BEGIN SUPPLIED DATA

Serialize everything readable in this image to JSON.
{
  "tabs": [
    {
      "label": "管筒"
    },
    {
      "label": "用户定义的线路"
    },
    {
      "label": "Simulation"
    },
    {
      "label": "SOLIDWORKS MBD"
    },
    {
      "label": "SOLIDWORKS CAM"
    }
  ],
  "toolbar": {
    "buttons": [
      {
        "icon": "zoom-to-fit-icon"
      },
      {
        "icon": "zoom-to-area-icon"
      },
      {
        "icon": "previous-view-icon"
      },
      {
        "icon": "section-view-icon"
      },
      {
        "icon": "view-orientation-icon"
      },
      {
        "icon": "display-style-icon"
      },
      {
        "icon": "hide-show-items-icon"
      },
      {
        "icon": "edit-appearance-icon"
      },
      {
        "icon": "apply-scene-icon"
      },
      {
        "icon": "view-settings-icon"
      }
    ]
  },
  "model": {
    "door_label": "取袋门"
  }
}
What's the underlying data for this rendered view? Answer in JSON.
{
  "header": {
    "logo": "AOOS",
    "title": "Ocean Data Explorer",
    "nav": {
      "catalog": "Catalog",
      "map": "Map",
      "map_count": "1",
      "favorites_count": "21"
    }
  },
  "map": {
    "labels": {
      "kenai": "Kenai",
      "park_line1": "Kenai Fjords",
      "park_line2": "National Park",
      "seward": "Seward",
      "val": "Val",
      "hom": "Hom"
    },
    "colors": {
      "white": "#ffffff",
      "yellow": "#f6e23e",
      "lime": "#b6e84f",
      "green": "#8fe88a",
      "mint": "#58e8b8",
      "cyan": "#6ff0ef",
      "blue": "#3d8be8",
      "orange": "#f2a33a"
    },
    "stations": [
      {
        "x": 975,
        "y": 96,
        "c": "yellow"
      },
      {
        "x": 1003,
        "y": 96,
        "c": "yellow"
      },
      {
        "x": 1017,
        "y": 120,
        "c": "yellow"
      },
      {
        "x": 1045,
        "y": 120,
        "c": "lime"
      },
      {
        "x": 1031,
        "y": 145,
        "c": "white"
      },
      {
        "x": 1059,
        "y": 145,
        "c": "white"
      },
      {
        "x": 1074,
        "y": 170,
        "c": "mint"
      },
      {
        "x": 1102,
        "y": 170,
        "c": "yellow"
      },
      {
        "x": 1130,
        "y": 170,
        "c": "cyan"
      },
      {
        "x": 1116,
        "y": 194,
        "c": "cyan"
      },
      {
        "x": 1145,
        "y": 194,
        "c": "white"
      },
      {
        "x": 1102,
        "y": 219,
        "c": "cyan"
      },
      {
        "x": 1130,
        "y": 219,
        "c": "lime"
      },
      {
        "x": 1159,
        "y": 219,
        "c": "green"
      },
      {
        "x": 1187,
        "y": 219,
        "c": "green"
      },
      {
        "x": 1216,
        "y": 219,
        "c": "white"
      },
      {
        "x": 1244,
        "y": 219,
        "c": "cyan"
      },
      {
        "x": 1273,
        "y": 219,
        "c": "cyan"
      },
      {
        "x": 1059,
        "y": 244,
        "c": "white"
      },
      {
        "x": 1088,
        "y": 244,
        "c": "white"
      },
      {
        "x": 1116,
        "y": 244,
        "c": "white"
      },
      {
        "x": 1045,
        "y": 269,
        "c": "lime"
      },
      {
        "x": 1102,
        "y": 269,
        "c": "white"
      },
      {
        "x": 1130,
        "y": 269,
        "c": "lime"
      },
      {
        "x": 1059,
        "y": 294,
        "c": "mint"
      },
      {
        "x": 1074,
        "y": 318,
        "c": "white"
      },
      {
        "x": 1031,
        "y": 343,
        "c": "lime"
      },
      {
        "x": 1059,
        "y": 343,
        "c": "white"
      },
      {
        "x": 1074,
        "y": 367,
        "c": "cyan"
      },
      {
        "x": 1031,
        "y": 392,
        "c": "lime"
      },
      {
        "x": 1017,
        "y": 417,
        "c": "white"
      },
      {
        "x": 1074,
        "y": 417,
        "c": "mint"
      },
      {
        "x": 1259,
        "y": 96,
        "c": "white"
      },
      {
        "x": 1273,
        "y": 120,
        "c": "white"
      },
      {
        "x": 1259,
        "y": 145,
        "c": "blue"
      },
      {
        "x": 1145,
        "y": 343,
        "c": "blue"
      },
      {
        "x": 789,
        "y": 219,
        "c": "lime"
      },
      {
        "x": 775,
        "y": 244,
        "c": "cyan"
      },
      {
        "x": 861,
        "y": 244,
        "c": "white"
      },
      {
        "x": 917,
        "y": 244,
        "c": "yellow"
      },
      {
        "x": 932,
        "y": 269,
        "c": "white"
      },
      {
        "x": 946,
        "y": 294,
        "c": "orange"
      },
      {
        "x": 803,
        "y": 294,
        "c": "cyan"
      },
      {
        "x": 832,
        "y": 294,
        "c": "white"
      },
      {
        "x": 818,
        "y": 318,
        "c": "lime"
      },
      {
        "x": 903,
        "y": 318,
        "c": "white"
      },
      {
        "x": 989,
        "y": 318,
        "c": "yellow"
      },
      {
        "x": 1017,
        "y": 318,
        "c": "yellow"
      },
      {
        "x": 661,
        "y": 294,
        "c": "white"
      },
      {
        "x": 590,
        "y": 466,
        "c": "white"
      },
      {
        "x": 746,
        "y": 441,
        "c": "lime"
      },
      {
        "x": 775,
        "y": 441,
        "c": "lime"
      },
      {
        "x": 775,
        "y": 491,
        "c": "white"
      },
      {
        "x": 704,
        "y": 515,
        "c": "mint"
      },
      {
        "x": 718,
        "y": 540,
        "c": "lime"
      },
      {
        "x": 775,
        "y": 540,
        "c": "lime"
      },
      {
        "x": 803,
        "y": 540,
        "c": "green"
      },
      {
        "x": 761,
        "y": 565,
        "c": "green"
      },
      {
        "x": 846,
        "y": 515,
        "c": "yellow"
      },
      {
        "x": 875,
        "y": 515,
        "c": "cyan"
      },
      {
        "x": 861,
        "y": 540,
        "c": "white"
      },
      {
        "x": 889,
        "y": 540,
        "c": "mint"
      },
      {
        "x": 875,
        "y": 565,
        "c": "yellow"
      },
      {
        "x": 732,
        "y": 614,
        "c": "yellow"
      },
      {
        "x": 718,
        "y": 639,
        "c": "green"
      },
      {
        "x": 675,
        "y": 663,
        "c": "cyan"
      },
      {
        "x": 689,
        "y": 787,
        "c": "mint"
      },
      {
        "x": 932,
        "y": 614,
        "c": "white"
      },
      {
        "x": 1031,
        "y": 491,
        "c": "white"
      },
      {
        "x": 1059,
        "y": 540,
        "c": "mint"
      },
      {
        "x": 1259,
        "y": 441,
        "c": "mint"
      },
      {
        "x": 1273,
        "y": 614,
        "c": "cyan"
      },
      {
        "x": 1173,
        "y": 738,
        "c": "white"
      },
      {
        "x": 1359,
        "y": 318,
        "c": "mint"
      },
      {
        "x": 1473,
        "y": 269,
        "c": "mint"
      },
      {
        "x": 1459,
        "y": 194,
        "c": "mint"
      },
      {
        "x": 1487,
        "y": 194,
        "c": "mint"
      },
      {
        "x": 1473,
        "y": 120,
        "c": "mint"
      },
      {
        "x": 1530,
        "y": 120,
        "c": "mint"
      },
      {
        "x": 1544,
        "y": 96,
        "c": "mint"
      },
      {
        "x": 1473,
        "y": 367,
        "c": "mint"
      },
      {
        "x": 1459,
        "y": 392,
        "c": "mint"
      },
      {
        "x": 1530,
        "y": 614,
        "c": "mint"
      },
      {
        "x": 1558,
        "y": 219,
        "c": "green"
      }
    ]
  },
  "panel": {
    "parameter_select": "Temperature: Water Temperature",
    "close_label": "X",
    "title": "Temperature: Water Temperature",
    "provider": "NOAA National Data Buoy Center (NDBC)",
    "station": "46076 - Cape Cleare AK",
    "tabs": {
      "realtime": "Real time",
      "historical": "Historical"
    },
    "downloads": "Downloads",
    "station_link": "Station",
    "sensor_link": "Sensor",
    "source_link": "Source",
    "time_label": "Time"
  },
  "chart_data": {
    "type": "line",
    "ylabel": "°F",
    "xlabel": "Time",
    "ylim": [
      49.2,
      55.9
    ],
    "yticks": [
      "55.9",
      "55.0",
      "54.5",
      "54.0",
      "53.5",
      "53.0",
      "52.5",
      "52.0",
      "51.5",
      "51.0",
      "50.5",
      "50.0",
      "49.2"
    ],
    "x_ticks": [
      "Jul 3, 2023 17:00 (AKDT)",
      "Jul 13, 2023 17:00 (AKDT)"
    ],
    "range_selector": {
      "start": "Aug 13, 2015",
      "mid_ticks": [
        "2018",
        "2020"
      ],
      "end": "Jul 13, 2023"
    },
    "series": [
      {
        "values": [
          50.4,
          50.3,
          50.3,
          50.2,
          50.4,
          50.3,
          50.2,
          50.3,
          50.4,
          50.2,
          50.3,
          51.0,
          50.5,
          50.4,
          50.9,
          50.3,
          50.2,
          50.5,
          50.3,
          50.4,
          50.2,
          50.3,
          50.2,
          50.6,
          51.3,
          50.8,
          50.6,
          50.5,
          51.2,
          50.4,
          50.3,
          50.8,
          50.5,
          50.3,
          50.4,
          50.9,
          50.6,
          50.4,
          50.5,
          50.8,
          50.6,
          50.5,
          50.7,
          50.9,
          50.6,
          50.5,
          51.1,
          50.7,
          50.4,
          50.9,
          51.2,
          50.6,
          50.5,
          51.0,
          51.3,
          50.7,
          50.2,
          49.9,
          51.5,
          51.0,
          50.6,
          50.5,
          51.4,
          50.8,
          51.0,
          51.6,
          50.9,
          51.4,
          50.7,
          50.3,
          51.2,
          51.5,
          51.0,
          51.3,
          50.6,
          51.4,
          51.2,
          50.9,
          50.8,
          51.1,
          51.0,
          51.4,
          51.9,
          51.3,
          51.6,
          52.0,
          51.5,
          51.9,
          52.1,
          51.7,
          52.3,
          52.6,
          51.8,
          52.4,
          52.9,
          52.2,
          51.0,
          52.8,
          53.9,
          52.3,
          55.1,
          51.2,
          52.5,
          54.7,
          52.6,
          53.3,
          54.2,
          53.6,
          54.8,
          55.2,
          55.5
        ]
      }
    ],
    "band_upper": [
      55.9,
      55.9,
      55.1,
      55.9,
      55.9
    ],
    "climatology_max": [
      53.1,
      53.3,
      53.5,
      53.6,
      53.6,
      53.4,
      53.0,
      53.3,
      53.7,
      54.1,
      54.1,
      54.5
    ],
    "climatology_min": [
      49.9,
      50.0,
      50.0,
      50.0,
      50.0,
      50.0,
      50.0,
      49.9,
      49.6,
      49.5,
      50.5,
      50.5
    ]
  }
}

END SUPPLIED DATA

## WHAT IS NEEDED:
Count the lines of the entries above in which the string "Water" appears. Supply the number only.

## RESULT FOR THIS TASK:
2